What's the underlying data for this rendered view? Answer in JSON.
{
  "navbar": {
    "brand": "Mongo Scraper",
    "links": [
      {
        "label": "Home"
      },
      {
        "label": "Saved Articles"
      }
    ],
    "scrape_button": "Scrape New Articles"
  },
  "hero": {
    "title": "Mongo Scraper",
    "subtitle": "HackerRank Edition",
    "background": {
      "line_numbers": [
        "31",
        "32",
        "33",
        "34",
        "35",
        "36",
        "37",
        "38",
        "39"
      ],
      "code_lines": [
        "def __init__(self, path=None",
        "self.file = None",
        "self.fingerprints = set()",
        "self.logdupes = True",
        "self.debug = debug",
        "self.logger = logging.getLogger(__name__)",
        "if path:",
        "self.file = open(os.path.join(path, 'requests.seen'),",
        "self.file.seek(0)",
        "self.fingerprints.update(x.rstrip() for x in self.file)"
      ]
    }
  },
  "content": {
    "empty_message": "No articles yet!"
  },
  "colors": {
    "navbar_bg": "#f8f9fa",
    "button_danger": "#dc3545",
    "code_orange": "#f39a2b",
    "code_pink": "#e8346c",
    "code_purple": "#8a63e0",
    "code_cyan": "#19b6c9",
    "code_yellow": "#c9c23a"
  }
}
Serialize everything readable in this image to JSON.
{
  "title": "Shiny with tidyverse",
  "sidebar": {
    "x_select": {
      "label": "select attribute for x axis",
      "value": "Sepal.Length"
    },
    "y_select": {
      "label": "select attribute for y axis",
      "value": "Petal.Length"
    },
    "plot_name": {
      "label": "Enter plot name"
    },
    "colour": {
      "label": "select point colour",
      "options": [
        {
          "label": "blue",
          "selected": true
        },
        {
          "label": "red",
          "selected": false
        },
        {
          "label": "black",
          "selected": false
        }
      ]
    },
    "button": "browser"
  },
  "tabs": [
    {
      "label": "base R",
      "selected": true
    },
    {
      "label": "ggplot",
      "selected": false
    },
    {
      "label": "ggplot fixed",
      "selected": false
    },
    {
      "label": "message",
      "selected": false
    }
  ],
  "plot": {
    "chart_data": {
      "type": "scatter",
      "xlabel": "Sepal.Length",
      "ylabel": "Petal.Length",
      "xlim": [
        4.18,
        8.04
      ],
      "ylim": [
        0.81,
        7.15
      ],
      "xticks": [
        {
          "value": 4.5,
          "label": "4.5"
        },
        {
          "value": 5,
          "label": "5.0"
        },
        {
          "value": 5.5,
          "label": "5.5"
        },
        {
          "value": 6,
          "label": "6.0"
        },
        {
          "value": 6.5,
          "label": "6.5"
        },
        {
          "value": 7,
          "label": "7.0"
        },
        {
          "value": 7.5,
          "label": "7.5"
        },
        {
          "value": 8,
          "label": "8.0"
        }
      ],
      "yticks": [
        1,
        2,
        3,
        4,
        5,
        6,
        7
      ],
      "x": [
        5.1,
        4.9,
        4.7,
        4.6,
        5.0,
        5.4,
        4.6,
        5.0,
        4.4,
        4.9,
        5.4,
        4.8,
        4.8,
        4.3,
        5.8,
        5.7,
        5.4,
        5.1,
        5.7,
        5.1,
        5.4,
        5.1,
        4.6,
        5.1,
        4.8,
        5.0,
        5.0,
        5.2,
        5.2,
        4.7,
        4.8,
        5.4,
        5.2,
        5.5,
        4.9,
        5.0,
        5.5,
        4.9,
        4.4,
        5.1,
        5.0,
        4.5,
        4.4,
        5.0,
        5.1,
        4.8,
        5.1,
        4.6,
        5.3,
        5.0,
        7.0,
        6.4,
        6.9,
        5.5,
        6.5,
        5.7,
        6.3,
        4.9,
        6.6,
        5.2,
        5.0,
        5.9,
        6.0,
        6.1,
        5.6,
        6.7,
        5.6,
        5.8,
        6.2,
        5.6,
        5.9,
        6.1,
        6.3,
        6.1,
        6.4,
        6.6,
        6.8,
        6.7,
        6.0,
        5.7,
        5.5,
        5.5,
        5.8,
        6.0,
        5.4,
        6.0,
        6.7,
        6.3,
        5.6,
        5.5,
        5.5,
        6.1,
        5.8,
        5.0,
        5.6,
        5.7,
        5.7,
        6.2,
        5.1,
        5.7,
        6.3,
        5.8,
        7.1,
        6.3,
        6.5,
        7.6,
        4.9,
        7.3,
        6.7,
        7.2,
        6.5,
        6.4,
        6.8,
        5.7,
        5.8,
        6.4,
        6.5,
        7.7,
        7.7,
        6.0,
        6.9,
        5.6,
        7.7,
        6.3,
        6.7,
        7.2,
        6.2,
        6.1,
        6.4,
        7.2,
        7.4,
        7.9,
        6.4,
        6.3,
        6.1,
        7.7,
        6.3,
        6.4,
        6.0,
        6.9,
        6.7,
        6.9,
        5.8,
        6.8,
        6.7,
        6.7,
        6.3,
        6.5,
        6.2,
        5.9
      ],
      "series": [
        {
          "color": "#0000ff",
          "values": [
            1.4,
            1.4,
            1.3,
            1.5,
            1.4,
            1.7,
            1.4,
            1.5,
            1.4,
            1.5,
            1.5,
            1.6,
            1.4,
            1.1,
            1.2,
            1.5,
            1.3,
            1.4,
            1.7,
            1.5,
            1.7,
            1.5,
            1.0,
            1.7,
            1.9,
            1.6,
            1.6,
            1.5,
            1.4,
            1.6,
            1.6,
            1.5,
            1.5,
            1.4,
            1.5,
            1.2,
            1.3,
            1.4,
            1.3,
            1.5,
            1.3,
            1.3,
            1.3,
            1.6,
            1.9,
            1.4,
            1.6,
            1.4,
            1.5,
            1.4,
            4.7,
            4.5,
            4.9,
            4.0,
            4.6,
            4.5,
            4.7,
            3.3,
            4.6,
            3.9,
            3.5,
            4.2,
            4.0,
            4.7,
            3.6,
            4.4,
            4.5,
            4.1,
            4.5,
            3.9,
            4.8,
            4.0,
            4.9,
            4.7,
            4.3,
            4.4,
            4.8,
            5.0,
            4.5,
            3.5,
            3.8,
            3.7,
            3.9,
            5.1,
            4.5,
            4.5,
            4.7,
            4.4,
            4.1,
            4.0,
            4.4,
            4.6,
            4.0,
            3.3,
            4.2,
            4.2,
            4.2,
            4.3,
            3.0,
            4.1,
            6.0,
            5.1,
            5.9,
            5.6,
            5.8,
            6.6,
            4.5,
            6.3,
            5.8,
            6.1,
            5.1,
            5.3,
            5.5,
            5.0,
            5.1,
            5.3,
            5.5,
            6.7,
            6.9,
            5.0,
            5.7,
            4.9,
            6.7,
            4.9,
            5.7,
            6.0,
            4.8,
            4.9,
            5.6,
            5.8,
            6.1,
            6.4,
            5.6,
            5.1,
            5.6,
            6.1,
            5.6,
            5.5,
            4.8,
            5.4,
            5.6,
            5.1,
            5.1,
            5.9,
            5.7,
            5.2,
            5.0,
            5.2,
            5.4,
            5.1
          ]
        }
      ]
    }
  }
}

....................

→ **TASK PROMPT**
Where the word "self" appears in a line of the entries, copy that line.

→ **PROBLEM SOLUTION**
        "def __init__(self, path=None",
        "self.file = None",
        "self.fingerprints = set()",
        "self.logdupes = True",
        "self.debug = debug",
        "self.logger = logging.getLogger(__name__)",
        "self.file = open(os.path.join(path, 'requests.seen'),",
        "self.file.seek(0)",
        "self.fingerprints.update(x.rstrip() for x in self.file)"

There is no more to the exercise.